The jury is still out on the effect of trust expenses on gold ETF prices, although it does appear that over time the ETF price has been infinitesimally underperforming spot gold, as it should. On the other hand, this trend could reverse and ETF shares might be overbid compared to spot prices, especially when investors get too excited and fail to properly take trust expenses into account. Regardless, the real issue is that ETF market makers will know exactly what the fair value of each ETF share should be at any moment, giving them a trading advantage over unsophisticated investors.
It never ceases to amaze me what a strange market silver is! I can't think of another instance where the little guy is so eager to hand the castle keys over to the very people they blame for all their ills: the commercials, COT, bullion banks, short sellers. etc.
For those not inclined to believe conspiracy theories, it should still be enough to realize that ETF market makers (1) are insiders with their own self-interests including separate precious metals operations in the paper and physical markets, (2) will use superior market knowledge to create arbitrage trading opportunities at the expense of retail ETF investors, (3) will be responsible for management of ETF bid/ask spreads, (4) will control the ETF's demand for metal on the spot market through their monopoly over the issuance and redemption of ETF shares, and (5) will have perfect knowledge at all times about the operation of the ETF including the amount of silver underlying each share.

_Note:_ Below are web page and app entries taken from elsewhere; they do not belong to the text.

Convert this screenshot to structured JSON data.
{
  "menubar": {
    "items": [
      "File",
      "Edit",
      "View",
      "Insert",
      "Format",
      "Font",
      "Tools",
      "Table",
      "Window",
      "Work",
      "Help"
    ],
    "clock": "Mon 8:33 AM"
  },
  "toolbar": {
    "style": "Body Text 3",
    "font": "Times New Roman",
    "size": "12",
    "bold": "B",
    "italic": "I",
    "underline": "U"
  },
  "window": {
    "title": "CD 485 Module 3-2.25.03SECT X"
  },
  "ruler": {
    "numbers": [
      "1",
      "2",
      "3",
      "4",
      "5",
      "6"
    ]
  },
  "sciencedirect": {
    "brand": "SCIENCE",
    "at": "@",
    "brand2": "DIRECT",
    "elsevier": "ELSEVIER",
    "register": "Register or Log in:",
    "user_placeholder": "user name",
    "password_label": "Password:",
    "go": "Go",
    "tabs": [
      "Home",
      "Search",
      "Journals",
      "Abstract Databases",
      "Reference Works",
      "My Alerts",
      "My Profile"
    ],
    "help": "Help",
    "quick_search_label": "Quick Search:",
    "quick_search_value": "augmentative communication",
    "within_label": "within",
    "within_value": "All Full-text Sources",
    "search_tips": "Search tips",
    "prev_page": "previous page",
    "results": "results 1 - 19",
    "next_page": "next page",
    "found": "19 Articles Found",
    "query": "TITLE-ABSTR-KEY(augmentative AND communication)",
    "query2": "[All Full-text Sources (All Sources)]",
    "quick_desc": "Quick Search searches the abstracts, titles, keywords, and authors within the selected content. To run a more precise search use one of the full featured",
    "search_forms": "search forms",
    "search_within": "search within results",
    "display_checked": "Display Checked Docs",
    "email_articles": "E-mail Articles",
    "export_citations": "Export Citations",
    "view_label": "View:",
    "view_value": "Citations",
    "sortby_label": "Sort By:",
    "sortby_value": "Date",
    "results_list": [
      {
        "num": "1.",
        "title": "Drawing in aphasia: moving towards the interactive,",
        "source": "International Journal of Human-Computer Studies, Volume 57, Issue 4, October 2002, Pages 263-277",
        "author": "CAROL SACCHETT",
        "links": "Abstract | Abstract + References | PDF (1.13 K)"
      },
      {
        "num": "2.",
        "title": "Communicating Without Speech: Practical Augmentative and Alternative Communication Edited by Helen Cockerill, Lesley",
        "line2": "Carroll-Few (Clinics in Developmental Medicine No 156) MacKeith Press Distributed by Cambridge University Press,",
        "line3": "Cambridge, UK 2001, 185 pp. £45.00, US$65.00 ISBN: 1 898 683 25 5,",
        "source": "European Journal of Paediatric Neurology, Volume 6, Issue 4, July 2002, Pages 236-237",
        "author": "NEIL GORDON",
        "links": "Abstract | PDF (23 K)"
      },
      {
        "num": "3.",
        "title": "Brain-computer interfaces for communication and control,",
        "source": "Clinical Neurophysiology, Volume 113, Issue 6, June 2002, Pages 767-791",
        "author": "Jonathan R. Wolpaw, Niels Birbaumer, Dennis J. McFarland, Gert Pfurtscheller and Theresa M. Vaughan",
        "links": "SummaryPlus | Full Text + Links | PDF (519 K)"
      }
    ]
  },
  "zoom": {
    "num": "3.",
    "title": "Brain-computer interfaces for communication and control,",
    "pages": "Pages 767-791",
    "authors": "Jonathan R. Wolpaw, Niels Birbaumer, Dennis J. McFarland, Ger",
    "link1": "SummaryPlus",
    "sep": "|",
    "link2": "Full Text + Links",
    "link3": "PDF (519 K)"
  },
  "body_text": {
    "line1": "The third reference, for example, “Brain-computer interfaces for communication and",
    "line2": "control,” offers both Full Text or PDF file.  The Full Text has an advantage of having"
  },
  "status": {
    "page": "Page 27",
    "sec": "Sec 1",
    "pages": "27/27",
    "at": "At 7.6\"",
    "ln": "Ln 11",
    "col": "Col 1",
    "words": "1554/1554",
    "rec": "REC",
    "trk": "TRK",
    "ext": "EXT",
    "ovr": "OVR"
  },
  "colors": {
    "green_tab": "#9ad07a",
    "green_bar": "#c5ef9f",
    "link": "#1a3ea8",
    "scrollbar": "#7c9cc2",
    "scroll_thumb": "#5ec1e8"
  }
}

To boot, tax complications and the erosion in fund assets due to trust expenses actually might make the silver ETF more difficult to figure out than owning physical bullion. Yet the usually skeptical silver crowd has bought the touting of the silver ETF as all advantage, no downside, hook, line and sinker.
If silver didn't have such a small spot market and little in the way of available stockpiles, perhaps the benefit of an ETF--its liquidity and the fact that it can be traded like a stock - might outweigh the very serious but difficult to see toll on investors arising from the market makers' inherently unfair advantage. Indeed, the wild popularity of ETFs in general seems to indicate that investors don't think ETFs can cause them any problems whatsoever. To which I answer, let's see just how well each ETF will fare in its eventual test by fire: market conditions so disruptive that even the market makers are helpless.
In any case, there are more immediate problems with the silver ETF that have no apparent resolution. The SEC's likely position will be that the spot silver market is so small and illiquid that an ETF will have a disruptive influence. Sure a miracle might still happen such as Buffett making his stockpile available or some crazy billionaire attempting to build a stockpile from scratch.
Alas, miracles are for suckers, and so I urge the silver community to go back to the drawing board. Let's find another way to provide investors with an ETF-like vehicle that is easy to trade, but is not an ETF. Until then, we'll have to settle for Central Fund of Canada [AMEX:CEF; TSX:CEF-NVA], Silver Wheaton [AMEX:SLW; TSX:SLW] or Silver Standard Resources [Nasdaq:SSRI; TSX:SSO] as the closest thing to directly owning silver in our stock accounts.
Copyright (c) SILVERAXIS.COM 2006
DISCLOSURE: At the time of publication of this commentary, I did not own Central Fund of Canada, Silver Wheaton or Silver Standard Resources.